“It’s a good job you DID teach them to recycle their breathing,” Chrístõ noted. “Or Vela would be suffering hypoxia by now. What should we do about this, do you think?”

“They seem to have made their minds up. They take after me in that respect. I knew within an hour of meeting their mother that I would love her for eternity.”

“I know that feeling,” Chrístõ agreed. “And yet… as their teacher… I am ‘in loco parentis’ as they say on Earth. If you want me to put a stop to it….”

“They are Caretaker sons. They have nothing with which to pay a dowry for my daughters. As a Gallifreyan father that would be a serious matter.”

“Then you will have to accept them as a Sikh father who believes all men are equal under God.”

“Chrístõ,” Diol stood up, leaving Amita to breathe freely for a few minutes. “Would it be all right? I know it wasn’t part of the plan. We were supposed to go back to Gallifrey when you finished teaching us. But… what if we stayed here… with Mr Singh… He could teach us just as much as you can. Maybe even….”

“Maybe MORE than I can teach you?” Chrístõ smiled to indicate that he wasn’t offended by the thought that crossed Diol’s mind.

“It would help you, as well,” Diol pointed out. “You could take that job as escort for the Beta Delta Olympic team that you were thinking about. You’d be able to go with Julia after all.”

“I never told you about that,” Chrístõ pointed out. “I never told anyone, not even Julia, because I didn’t want her to be disappointed that I couldn’t do it.”

“Well, now you can.”

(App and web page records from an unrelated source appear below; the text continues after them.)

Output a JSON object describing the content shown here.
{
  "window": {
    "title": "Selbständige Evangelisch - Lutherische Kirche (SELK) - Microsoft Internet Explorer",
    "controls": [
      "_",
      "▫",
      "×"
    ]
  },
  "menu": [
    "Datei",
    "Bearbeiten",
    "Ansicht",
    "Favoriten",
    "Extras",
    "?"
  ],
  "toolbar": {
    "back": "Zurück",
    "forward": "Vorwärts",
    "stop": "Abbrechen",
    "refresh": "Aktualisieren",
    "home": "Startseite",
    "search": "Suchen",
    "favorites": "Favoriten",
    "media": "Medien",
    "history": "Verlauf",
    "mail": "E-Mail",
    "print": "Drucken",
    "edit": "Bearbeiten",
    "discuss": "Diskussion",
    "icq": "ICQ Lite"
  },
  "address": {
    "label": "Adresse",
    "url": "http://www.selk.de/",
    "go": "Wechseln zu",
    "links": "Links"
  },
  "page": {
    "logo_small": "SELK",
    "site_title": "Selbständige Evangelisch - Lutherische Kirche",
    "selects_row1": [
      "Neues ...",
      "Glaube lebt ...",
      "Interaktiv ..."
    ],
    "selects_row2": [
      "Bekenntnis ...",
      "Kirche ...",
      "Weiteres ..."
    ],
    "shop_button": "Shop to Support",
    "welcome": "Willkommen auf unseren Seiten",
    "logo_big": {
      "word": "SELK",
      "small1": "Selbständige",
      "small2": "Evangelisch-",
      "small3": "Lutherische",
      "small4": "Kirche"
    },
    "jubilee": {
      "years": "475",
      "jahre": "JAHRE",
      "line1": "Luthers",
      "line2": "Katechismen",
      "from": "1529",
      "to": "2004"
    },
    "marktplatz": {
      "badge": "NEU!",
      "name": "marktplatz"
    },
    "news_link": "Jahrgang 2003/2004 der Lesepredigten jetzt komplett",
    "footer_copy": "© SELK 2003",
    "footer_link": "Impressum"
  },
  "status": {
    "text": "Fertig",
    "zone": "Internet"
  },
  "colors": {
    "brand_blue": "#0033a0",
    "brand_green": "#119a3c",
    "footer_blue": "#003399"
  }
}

“This is a big decision,” he added. “You can’t just decide to marry a girl you only met a day ago and give up your whole future in minutes.”

“It wouldn’t be our whole future,” Axyl pointed out telepathically so that he didn’t have to stop kissing Vela and she wasn’t worried by the way her whole life was being planned for her. “Come back for us in eighty years. One Human lifespan… long enough to live a good life with the women we love. Long enough for us to learn enough from their father to graduate from the Academy and be done with all of that. Then your work will be done, and we can decide the rest of our future after that.”

“It looks as if it’s all decided,” Chrístõ conceded. “You’ll have to explain it to your father, and to Lord Azmael. I had enough trouble explaining Cinnamal’s plans to the Lord High President. I’m not taking the blame again.”